WASHINGTON – Leaders representing 59,000 women religious are questioning what they say is a lack of full disclosure about what is motivating the Vatican’s apostolic visitation that will study the contemporary practices of U.S. women’s religious orders.
In an Aug. 17 press statement, the Leadership Conference of Women Religious also said the leaders “object to the fact that their orders will not be permitted to see the investigative reports about them” when they are submitted in 2011 to the Vatican’s Congregation for Institutes of Consecrated Life and Societies of Apostolic Life and its prefect, Cardinal Franc Rode.
In addition, the women religious expressed concern about secrecy they say is surrounding the funding of the study, said Sister Annmarie Sanders, director of communications for LCWR.
No details on funding the study have been released by the office of the Apostolic Visitation of Institutes of Women Religious in the United States.
“Part of the conversation revolved around the fact that at a time when congregations of religious women are financially strapped they are concerned about being asked to pay for an investigation they did not ask for,” Sister Annmarie said.
The concerns emerged Aug. 14 as 800 members of the LCWR concluded a four-day meeting in New Orleans.
Sister Annmarie, a member of the Sisters, Servants of the Immaculate Heart of Mary, declined to be more specific about what the leaders discussed privately regarding the visitation.
“We’re waiting to see how it (the visitation) plays out,” Sister Annmarie told Catholic News Service Aug. 17. “We’re in the middle of it now.
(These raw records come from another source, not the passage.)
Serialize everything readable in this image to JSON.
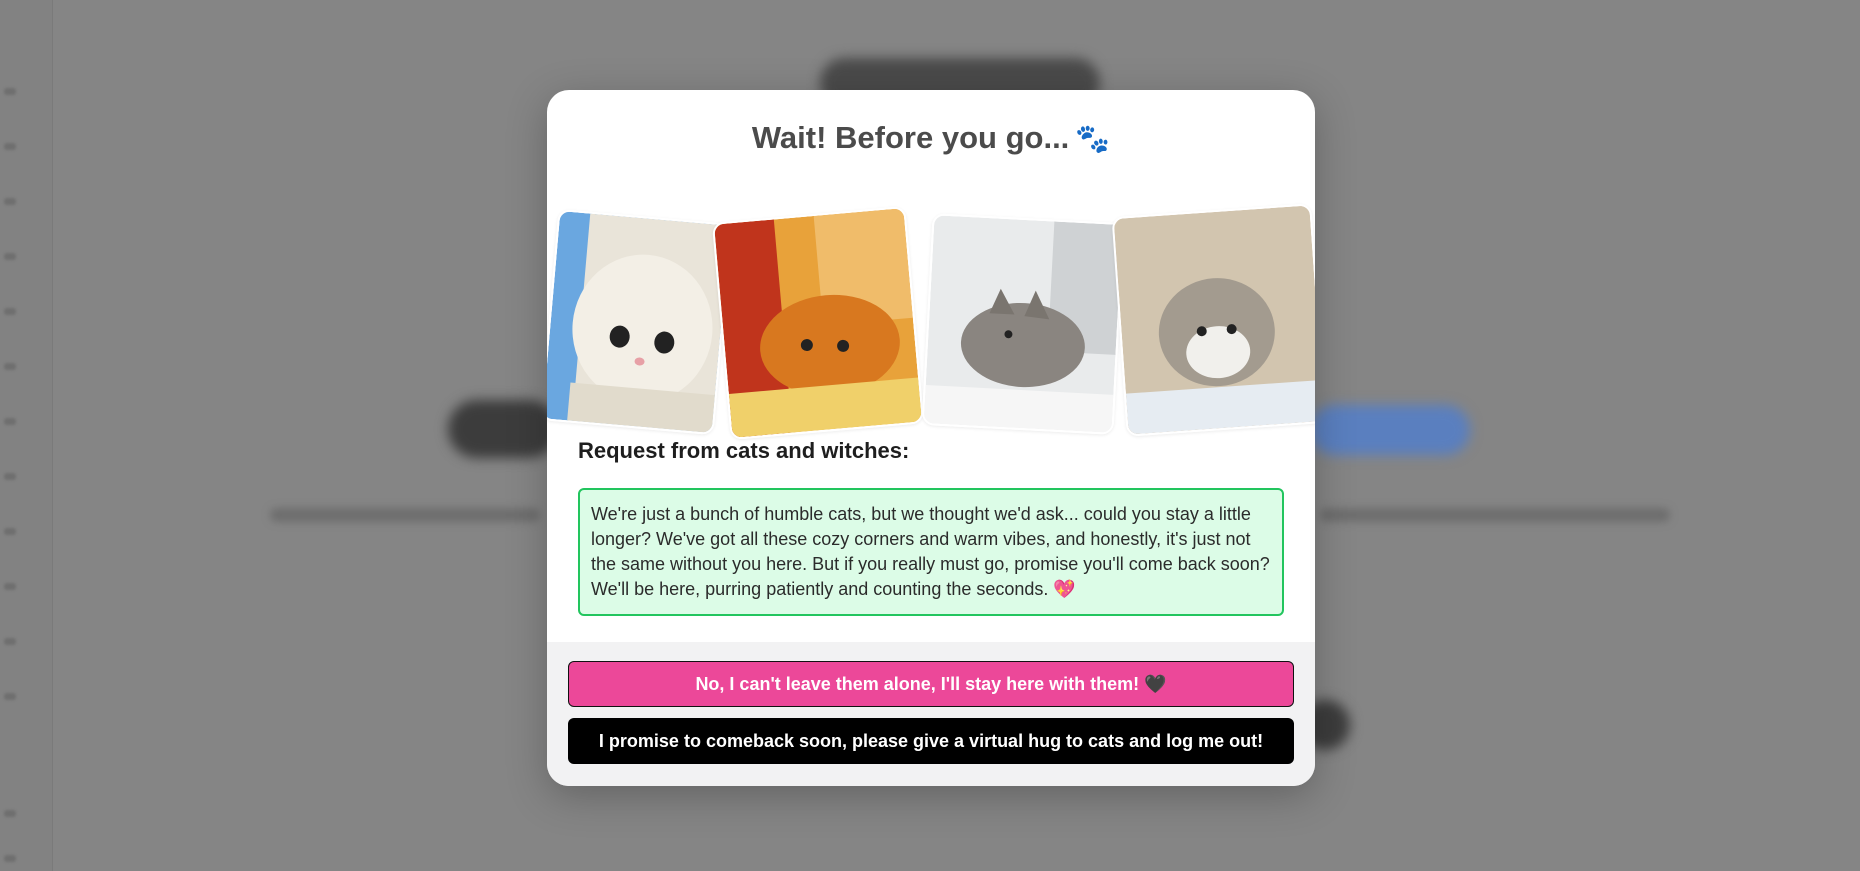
{
  "modal": {
    "title": "Wait! Before you go...",
    "title_icon": "🐾",
    "section_label": "Request from cats and witches:",
    "message": "We're just a bunch of humble cats, but we thought we'd ask... could you stay a little longer? We've got all these cozy corners and warm vibes, and honestly, it's just not the same without you here. But if you really must go, promise you'll come back soon? We'll be here, purring patiently and counting the seconds.",
    "message_emoji": "💖",
    "photos": [
      {
        "icon": "white-kitten-photo"
      },
      {
        "icon": "orange-kitten-photo"
      },
      {
        "icon": "gray-tabby-cat-photo"
      },
      {
        "icon": "tabby-kitten-photo"
      }
    ]
  },
  "actions": {
    "stay_label": "No, I can't leave them alone, I'll stay here with them!",
    "stay_emoji": "🖤",
    "logout_label": "I promise to comeback soon, please give a virtual hug to cats and log me out!"
  },
  "colors": {
    "stay_button": "#ec4899",
    "logout_button": "#000000",
    "message_bg": "#dcfce7",
    "message_border": "#22c55e",
    "overlay": "#858585"
  }
}
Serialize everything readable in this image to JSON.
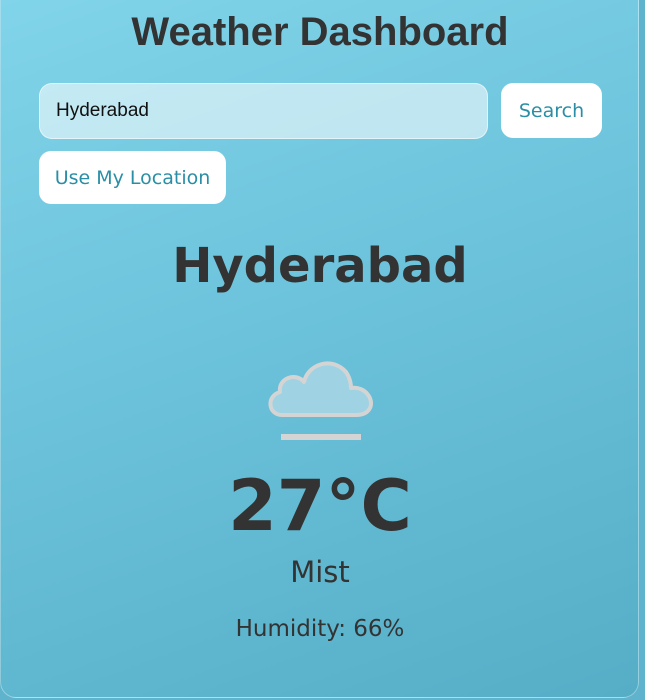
{
  "header": {
    "title": "Weather Dashboard"
  },
  "search": {
    "value": "Hyderabad",
    "button_label": "Search",
    "location_button_label": "Use My Location"
  },
  "weather": {
    "city": "Hyderabad",
    "icon": "mist-cloud-icon",
    "temperature": "27°C",
    "description": "Mist",
    "humidity": "Humidity: 66%"
  },
  "colors": {
    "text": "#333333",
    "button_text": "#2a8fa6",
    "background_start": "#82d5ea",
    "background_end": "#55adc6"
  }
}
We don’t know what the next steps are going to be (like).
“They don’t want to judge ahead of time. But certainly there’s some apprehension right now,” she said.
The Vatican-ordered visitation is looking at the broad realm of religious life of 341 U.S. congregations of women religious.
A working document – known as an “instrumentum laboris” – outlining the areas the visitation will cover was sent to superiors general in early August. Members of the orders were being asked to reflect on the working document. It serves as a prelude to a separate questionnaire that will be sent to the superiors Sept. 1, marking the start of the study’s second phase.
The questionnaire will cover each order’s life and operation, identity, governance, vocation promotion, admission requirements and formation policies, spiritual life and common life, mission and ministry, and finances.
The questionnaires are due Nov. 1 at the apostolic visitation office in Hamden, Conn. Once the questionnaires are analyzed, individual congregations will be selected for a visit by a visitation team starting in January. Not all religious congregations will be visited.
After the working document was sent to the superiors, Mother Mary Clare Millea, superior general of the Apostles of the Sacred Heart of Jesus and the apostolic visitator charged by the Vatican with directing the study, declined to identify how the study was being funded.
She told CNS July 31 that, while the Congregation for Institutes of Consecrated Life and Societies of Apostolic Life is ultimately responsible for paying for the study, individual congregations being visited will be asked to cover the cost of lodging and transportation for the visitation team.
The outgoing LCWR president, Sister J. Lora Dambroski, a member of the Sisters of St. Francis of the Providence of God, urged the leaders gathered in New Orleans to move forward together as the study evolves.
Citing passages from the Gospel of Luke, Sister Lora urged the women to continue their efforts to build a new world despite its increasing chaos and disorder.
She called for the women to understand that what they may have held on to tightly in the past should be reassessed so that new patterns of life and new practices can emerge while they adhere to core beliefs.
“Simply put, we are no longer as we once were. We can’t be,” she said.
“We are in the midst of a unique time of Spirit-filled chaos and unique invitation to ongoing creativity in the living of Gospel commitment,” she said. “This is another defining moment in our conference and our collective histories and future.”
She asked the leaders to consider ways to “positively grasp this time as (an) opportunity to tell our present stories, of how we still are faithful vowed Gospel women.”
The leaders also approved what was described as a “call” that includes a series of steps to carry the organization through a five-year period ending in 2015. Among them is the development and implementation each year of a study to review and reflect on emerging questions, issues and trends affecting vowed religious life.
A committee, chaired by the LCWR executive director, and with members from the board, at-large representatives and the national office staff, will oversee the process.
LCWR represents 95 percent of U.S. women religious.
The full text of the LCWR press release can be found online at www.lcwr.org/lcwrannualassembly/09/LCWRassembly09.pdf. More information on the apostolic visitation can be found online at www.apostolicvisitation.org/en/index.html.